How did the “Bear Chair” project evolve?
A year ago, I came across this printmaking art activity on Pinterest.
I absolutely fell in love with the project, but I just could not bring myself to actually put paint on the bear’s face and smash him on a piece of paper. So, the bears sat in my room. At first, they sat on a high shelf. Then, I put them on a low shelf by the hermit crabs. Finally, I had an idea. I have one particular fourth grader, Brant, and he is very talented with building things. I decided that his class could build chairs for the bears. The project took about four weeks to complete. There was friendly discussions, unfriendly discussions, and no discussions. The Bear Chair project is one of my most favorite projects ever. Please have a look at the bear chairs. They are very different, but all started out with the same supplies.

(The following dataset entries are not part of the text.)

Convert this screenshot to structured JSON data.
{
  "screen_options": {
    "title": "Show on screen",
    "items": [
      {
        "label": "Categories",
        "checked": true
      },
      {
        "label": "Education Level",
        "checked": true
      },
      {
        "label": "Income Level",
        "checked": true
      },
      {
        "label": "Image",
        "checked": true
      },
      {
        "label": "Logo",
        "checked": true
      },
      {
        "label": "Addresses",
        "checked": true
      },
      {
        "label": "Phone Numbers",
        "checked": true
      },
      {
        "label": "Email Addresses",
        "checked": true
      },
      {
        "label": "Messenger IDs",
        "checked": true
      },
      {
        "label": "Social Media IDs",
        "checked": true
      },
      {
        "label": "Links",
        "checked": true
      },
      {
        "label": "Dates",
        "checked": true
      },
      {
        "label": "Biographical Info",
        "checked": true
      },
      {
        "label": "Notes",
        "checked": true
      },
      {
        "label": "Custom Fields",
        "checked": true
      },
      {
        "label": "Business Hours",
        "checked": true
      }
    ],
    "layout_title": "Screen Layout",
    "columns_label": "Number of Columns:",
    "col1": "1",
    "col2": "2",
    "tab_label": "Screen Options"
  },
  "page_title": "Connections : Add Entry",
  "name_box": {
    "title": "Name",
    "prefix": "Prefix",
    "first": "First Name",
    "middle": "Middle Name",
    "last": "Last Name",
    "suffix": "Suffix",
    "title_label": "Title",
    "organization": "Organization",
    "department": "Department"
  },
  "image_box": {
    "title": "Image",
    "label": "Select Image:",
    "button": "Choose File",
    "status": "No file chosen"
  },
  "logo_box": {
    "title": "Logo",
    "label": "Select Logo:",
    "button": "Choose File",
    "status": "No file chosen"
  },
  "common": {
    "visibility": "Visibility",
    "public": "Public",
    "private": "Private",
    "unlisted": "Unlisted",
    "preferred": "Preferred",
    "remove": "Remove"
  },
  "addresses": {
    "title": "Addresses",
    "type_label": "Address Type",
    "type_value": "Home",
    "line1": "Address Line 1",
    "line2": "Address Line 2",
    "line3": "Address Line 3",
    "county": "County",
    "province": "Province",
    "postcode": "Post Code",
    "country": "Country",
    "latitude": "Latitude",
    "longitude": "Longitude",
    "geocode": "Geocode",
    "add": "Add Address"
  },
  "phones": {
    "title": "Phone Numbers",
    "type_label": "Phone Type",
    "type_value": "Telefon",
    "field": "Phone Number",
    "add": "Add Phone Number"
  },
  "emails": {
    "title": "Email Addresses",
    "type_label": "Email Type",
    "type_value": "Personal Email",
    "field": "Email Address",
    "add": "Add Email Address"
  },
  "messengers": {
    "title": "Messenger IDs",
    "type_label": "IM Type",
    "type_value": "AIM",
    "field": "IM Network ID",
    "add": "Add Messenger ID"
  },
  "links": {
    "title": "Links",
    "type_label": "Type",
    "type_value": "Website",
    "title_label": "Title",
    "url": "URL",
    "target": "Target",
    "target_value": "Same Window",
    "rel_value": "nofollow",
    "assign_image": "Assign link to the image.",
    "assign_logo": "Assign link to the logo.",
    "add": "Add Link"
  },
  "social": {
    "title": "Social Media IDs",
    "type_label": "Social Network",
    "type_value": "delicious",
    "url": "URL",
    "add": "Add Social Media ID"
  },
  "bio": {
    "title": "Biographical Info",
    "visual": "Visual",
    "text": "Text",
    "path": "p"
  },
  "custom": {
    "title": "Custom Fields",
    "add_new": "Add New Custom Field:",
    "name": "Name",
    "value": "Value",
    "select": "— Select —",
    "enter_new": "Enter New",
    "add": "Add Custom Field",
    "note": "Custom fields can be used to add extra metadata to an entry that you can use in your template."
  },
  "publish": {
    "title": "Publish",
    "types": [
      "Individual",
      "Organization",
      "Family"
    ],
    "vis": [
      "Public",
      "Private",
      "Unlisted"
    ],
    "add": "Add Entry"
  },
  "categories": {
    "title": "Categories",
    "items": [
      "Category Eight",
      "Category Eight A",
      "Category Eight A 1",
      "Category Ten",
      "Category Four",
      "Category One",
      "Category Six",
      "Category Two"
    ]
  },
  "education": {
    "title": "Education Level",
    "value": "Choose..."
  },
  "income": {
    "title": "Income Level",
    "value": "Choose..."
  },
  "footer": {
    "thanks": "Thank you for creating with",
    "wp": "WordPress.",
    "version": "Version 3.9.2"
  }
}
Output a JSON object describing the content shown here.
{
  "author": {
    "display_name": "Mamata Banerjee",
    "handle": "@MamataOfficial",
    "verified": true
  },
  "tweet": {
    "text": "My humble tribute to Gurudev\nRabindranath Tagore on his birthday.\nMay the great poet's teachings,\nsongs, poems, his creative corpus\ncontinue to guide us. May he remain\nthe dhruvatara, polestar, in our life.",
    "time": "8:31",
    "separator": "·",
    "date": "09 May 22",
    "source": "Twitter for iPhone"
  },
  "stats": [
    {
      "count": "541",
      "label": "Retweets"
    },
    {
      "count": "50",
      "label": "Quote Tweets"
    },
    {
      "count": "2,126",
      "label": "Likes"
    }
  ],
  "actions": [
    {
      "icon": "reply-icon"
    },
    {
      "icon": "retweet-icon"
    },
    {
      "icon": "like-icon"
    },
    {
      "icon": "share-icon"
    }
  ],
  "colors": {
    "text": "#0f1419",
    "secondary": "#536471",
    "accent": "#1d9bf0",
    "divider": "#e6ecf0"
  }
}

I divided the students into groups of 4. I knew all of the students well and arranged the groups according to ability and personality.
I gave the students the following information on a sheet with the Bear Chair Guidelines.
I gave the students 5 rolls of tape and 5 large paper towel rolls.
Bear Chair Guidelines:
You are to use the 5 rolls of tape and 5 paper towel rolls to build a chair that the bear can sit on.
The bear chair should be no taller than 12 inches.
The bear chair should be no wider than 12 inches.
The bear must fit into the chair.
The chair must support the bear.
Week 1-Build the Chair
Week 2-Paper Mache the Chair
Week 3-Paint the Chair a Base Color
Week 4-Add Final Details and Touch-Up the Bear Chair
When working with a group, decisions must be made. For this group of fourth graders, they had to be willing to consider the thoughts and ideas from others. As the project moved along, the groups began to communicate in a more positive way. Although they did not always “get their way,” they did have a mutual respect for each group member.
The Rolling Stones said it best in “You Can’t Always Get What You Want.”